What the task asks –
Reprint each record exactly. Pictures are not reprinted.

BEGIN Task inputs

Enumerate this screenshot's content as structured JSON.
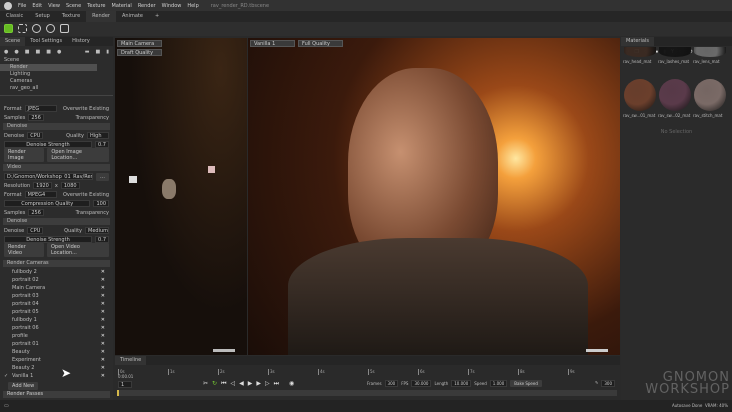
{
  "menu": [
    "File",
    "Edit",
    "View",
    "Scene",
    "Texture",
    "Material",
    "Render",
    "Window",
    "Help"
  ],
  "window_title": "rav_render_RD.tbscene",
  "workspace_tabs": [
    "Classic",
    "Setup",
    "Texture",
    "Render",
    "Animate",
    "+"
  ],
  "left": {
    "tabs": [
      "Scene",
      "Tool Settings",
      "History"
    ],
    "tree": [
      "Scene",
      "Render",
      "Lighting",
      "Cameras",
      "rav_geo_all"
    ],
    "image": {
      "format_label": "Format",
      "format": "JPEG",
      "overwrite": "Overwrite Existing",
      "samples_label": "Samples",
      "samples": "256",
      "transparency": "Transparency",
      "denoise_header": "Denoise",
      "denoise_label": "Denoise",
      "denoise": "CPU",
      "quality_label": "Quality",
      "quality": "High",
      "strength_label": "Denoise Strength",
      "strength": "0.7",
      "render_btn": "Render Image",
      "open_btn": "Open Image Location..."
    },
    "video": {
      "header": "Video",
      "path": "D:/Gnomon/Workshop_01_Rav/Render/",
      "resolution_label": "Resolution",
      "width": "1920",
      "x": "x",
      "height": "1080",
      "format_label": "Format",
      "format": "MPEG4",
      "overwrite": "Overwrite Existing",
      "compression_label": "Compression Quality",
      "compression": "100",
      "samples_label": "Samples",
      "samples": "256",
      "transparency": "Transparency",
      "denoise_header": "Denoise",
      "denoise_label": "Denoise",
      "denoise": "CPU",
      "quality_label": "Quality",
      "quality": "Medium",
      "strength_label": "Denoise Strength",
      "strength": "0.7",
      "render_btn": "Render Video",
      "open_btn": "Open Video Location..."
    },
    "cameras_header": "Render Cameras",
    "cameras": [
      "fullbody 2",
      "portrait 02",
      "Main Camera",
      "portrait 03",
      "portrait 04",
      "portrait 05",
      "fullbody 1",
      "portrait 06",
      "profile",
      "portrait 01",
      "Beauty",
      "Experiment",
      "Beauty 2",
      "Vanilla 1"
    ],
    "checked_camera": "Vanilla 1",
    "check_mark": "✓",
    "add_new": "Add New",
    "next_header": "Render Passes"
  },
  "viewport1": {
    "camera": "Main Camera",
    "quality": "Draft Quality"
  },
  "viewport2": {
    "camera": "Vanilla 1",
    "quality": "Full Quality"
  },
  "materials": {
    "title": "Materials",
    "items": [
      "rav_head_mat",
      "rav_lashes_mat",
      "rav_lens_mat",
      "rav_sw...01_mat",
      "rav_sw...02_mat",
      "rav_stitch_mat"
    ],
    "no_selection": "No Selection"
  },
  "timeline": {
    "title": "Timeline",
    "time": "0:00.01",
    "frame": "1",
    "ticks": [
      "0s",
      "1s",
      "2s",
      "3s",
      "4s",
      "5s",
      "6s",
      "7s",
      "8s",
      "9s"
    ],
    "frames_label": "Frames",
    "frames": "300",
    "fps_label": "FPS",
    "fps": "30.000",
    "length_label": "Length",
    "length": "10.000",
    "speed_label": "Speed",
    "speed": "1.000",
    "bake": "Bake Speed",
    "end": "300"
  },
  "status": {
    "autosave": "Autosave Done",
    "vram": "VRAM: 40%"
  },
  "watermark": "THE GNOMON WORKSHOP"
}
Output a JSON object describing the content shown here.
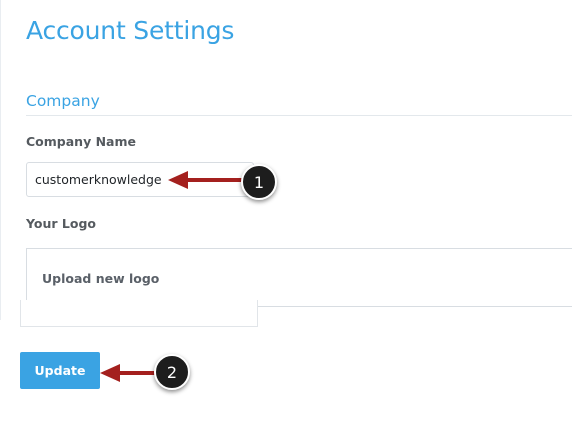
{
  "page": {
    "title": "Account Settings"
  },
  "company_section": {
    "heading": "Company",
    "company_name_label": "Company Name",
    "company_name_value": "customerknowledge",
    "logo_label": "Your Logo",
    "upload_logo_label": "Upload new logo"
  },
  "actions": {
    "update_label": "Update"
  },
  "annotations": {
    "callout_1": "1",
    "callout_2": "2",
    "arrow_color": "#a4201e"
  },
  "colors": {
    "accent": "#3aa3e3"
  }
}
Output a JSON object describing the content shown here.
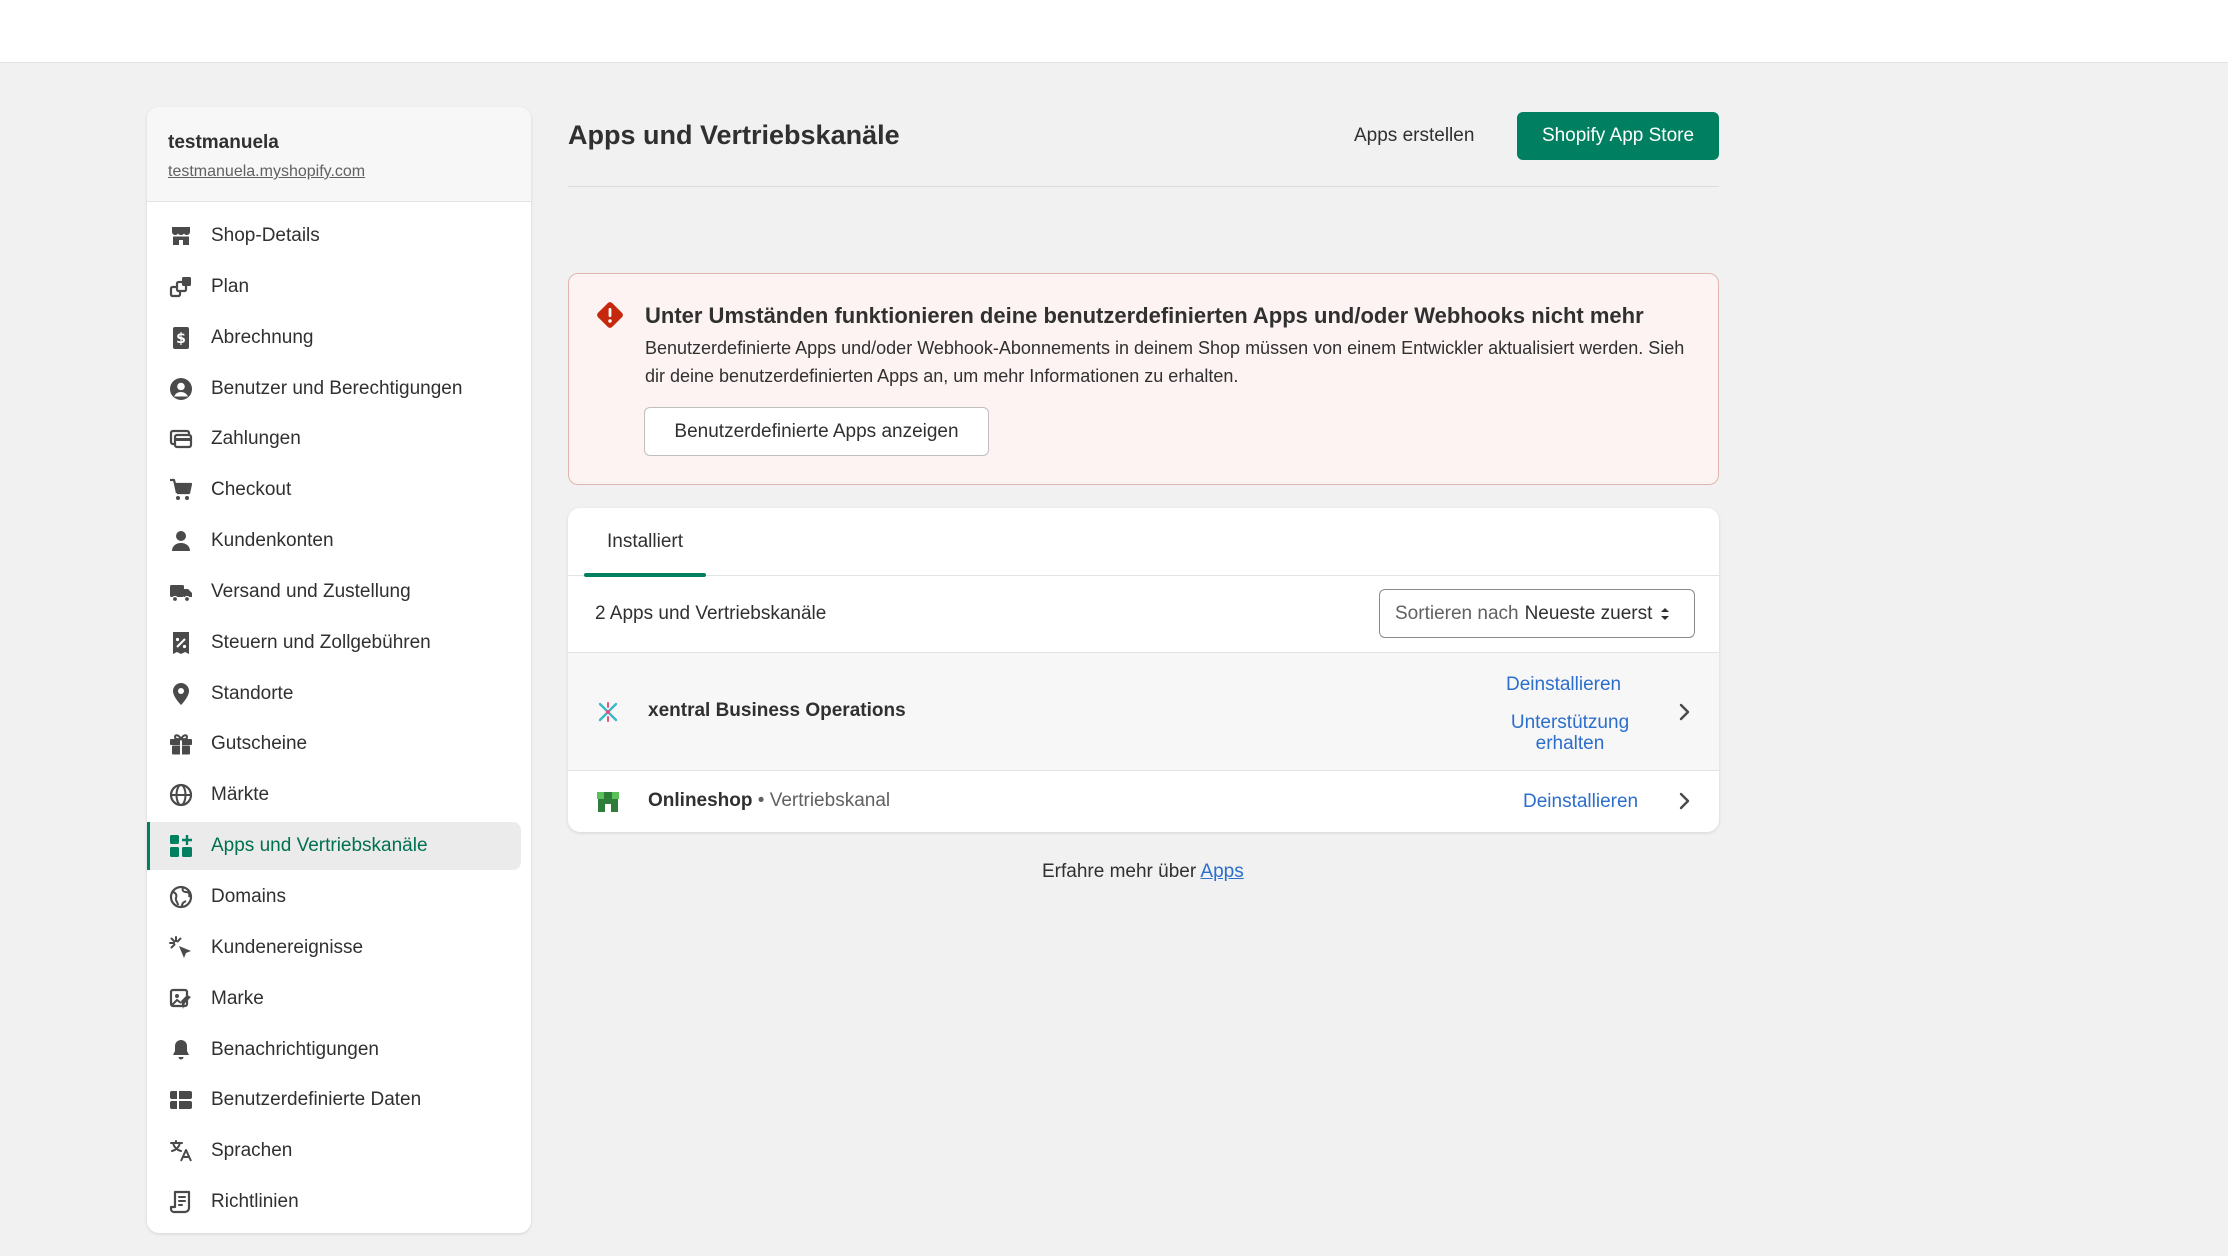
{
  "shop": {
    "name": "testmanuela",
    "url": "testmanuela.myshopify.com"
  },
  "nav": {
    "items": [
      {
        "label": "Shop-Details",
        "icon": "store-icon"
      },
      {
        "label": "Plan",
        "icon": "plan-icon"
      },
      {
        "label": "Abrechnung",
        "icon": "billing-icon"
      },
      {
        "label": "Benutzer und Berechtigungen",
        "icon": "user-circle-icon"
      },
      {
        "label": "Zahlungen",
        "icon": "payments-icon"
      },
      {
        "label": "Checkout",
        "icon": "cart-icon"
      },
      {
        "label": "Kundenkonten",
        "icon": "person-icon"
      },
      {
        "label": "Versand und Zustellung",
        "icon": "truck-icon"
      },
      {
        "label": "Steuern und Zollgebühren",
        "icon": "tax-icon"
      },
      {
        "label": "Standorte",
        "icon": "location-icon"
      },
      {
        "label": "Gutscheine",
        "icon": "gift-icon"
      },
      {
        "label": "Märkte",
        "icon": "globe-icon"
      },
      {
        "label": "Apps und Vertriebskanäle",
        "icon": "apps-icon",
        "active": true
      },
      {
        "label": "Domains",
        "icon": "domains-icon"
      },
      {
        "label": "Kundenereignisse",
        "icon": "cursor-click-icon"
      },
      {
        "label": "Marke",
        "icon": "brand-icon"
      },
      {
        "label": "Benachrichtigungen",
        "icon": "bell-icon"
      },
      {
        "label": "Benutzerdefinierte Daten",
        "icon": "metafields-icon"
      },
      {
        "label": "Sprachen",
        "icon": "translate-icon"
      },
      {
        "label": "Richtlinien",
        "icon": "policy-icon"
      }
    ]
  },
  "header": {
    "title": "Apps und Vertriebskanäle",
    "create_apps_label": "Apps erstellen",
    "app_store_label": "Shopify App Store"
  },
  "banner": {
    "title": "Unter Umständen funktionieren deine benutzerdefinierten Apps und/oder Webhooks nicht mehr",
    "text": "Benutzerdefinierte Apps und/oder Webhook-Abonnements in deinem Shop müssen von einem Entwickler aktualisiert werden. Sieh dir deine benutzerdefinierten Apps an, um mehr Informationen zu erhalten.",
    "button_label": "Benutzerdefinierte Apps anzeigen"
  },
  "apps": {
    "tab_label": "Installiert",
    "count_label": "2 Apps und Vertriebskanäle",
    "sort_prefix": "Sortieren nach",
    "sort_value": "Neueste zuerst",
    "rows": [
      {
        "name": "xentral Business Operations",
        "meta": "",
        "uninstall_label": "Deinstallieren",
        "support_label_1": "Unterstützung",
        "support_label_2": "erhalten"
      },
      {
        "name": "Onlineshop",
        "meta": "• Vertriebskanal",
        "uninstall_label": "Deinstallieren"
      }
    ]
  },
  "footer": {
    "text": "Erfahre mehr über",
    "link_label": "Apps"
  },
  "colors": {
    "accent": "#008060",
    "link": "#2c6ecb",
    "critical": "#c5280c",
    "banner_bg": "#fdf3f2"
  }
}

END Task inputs

Solution for this problem –
Enumerate this screenshot's content as structured JSON.
{
  "menu": [
    "File",
    "Edit",
    "View",
    "Scene",
    "Texture",
    "Material",
    "Render",
    "Window",
    "Help"
  ],
  "window_title": "rav_render_RD.tbscene",
  "workspace_tabs": [
    "Classic",
    "Setup",
    "Texture",
    "Render",
    "Animate",
    "+"
  ],
  "left": {
    "tabs": [
      "Scene",
      "Tool Settings",
      "History"
    ],
    "tree": [
      "Scene",
      "Render",
      "Lighting",
      "Cameras",
      "rav_geo_all"
    ],
    "image": {
      "format_label": "Format",
      "format": "JPEG",
      "overwrite": "Overwrite Existing",
      "samples_label": "Samples",
      "samples": "256",
      "transparency": "Transparency",
      "denoise_header": "Denoise",
      "denoise_label": "Denoise",
      "denoise": "CPU",
      "quality_label": "Quality",
      "quality": "High",
      "strength_label": "Denoise Strength",
      "strength": "0.7",
      "render_btn": "Render Image",
      "open_btn": "Open Image Location..."
    },
    "video": {
      "header": "Video",
      "path": "D:/Gnomon/Workshop_01_Rav/Render/",
      "resolution_label": "Resolution",
      "width": "1920",
      "x": "x",
      "height": "1080",
      "format_label": "Format",
      "format": "MPEG4",
      "overwrite": "Overwrite Existing",
      "compression_label": "Compression Quality",
      "compression": "100",
      "samples_label": "Samples",
      "samples": "256",
      "transparency": "Transparency",
      "denoise_header": "Denoise",
      "denoise_label": "Denoise",
      "denoise": "CPU",
      "quality_label": "Quality",
      "quality": "Medium",
      "strength_label": "Denoise Strength",
      "strength": "0.7",
      "render_btn": "Render Video",
      "open_btn": "Open Video Location..."
    },
    "cameras_header": "Render Cameras",
    "cameras": [
      "fullbody 2",
      "portrait 02",
      "Main Camera",
      "portrait 03",
      "portrait 04",
      "portrait 05",
      "fullbody 1",
      "portrait 06",
      "profile",
      "portrait 01",
      "Beauty",
      "Experiment",
      "Beauty 2",
      "Vanilla 1"
    ],
    "checked_camera": "Vanilla 1",
    "check_mark": "✓",
    "add_new": "Add New",
    "next_header": "Render Passes"
  },
  "viewport1": {
    "camera": "Main Camera",
    "quality": "Draft Quality"
  },
  "viewport2": {
    "camera": "Vanilla 1",
    "quality": "Full Quality"
  },
  "materials": {
    "title": "Materials",
    "items": [
      "rav_head_mat",
      "rav_lashes_mat",
      "rav_lens_mat",
      "rav_sw...01_mat",
      "rav_sw...02_mat",
      "rav_stitch_mat"
    ],
    "no_selection": "No Selection"
  },
  "timeline": {
    "title": "Timeline",
    "time": "0:00.01",
    "frame": "1",
    "ticks": [
      "0s",
      "1s",
      "2s",
      "3s",
      "4s",
      "5s",
      "6s",
      "7s",
      "8s",
      "9s"
    ],
    "frames_label": "Frames",
    "frames": "300",
    "fps_label": "FPS",
    "fps": "30.000",
    "length_label": "Length",
    "length": "10.000",
    "speed_label": "Speed",
    "speed": "1.000",
    "bake": "Bake Speed",
    "end": "300"
  },
  "status": {
    "autosave": "Autosave Done",
    "vram": "VRAM: 40%"
  },
  "watermark": "THE GNOMON WORKSHOP"
}
Output a JSON object describing the content shown here.
{
  "page": {
    "title": "Account Settings"
  },
  "company_section": {
    "heading": "Company",
    "company_name_label": "Company Name",
    "company_name_value": "customerknowledge",
    "logo_label": "Your Logo",
    "upload_logo_label": "Upload new logo"
  },
  "actions": {
    "update_label": "Update"
  },
  "annotations": {
    "callout_1": "1",
    "callout_2": "2",
    "arrow_color": "#a4201e"
  },
  "colors": {
    "accent": "#3aa3e3"
  }
}
Output a JSON object describing the content shown here.
{
  "shop": {
    "name": "testmanuela",
    "url": "testmanuela.myshopify.com"
  },
  "nav": {
    "items": [
      {
        "label": "Shop-Details",
        "icon": "store-icon"
      },
      {
        "label": "Plan",
        "icon": "plan-icon"
      },
      {
        "label": "Abrechnung",
        "icon": "billing-icon"
      },
      {
        "label": "Benutzer und Berechtigungen",
        "icon": "user-circle-icon"
      },
      {
        "label": "Zahlungen",
        "icon": "payments-icon"
      },
      {
        "label": "Checkout",
        "icon": "cart-icon"
      },
      {
        "label": "Kundenkonten",
        "icon": "person-icon"
      },
      {
        "label": "Versand und Zustellung",
        "icon": "truck-icon"
      },
      {
        "label": "Steuern und Zollgebühren",
        "icon": "tax-icon"
      },
      {
        "label": "Standorte",
        "icon": "location-icon"
      },
      {
        "label": "Gutscheine",
        "icon": "gift-icon"
      },
      {
        "label": "Märkte",
        "icon": "globe-icon"
      },
      {
        "label": "Apps und Vertriebskanäle",
        "icon": "apps-icon",
        "active": true
      },
      {
        "label": "Domains",
        "icon": "domains-icon"
      },
      {
        "label": "Kundenereignisse",
        "icon": "cursor-click-icon"
      },
      {
        "label": "Marke",
        "icon": "brand-icon"
      },
      {
        "label": "Benachrichtigungen",
        "icon": "bell-icon"
      },
      {
        "label": "Benutzerdefinierte Daten",
        "icon": "metafields-icon"
      },
      {
        "label": "Sprachen",
        "icon": "translate-icon"
      },
      {
        "label": "Richtlinien",
        "icon": "policy-icon"
      }
    ]
  },
  "header": {
    "title": "Apps und Vertriebskanäle",
    "create_apps_label": "Apps erstellen",
    "app_store_label": "Shopify App Store"
  },
  "banner": {
    "title": "Unter Umständen funktionieren deine benutzerdefinierten Apps und/oder Webhooks nicht mehr",
    "text": "Benutzerdefinierte Apps und/oder Webhook-Abonnements in deinem Shop müssen von einem Entwickler aktualisiert werden. Sieh dir deine benutzerdefinierten Apps an, um mehr Informationen zu erhalten.",
    "button_label": "Benutzerdefinierte Apps anzeigen"
  },
  "apps": {
    "tab_label": "Installiert",
    "count_label": "2 Apps und Vertriebskanäle",
    "sort_prefix": "Sortieren nach",
    "sort_value": "Neueste zuerst",
    "rows": [
      {
        "name": "xentral Business Operations",
        "meta": "",
        "uninstall_label": "Deinstallieren",
        "support_label_1": "Unterstützung",
        "support_label_2": "erhalten"
      },
      {
        "name": "Onlineshop",
        "meta": "• Vertriebskanal",
        "uninstall_label": "Deinstallieren"
      }
    ]
  },
  "footer": {
    "text": "Erfahre mehr über",
    "link_label": "Apps"
  },
  "colors": {
    "accent": "#008060",
    "link": "#2c6ecb",
    "critical": "#c5280c",
    "banner_bg": "#fdf3f2"
  }
}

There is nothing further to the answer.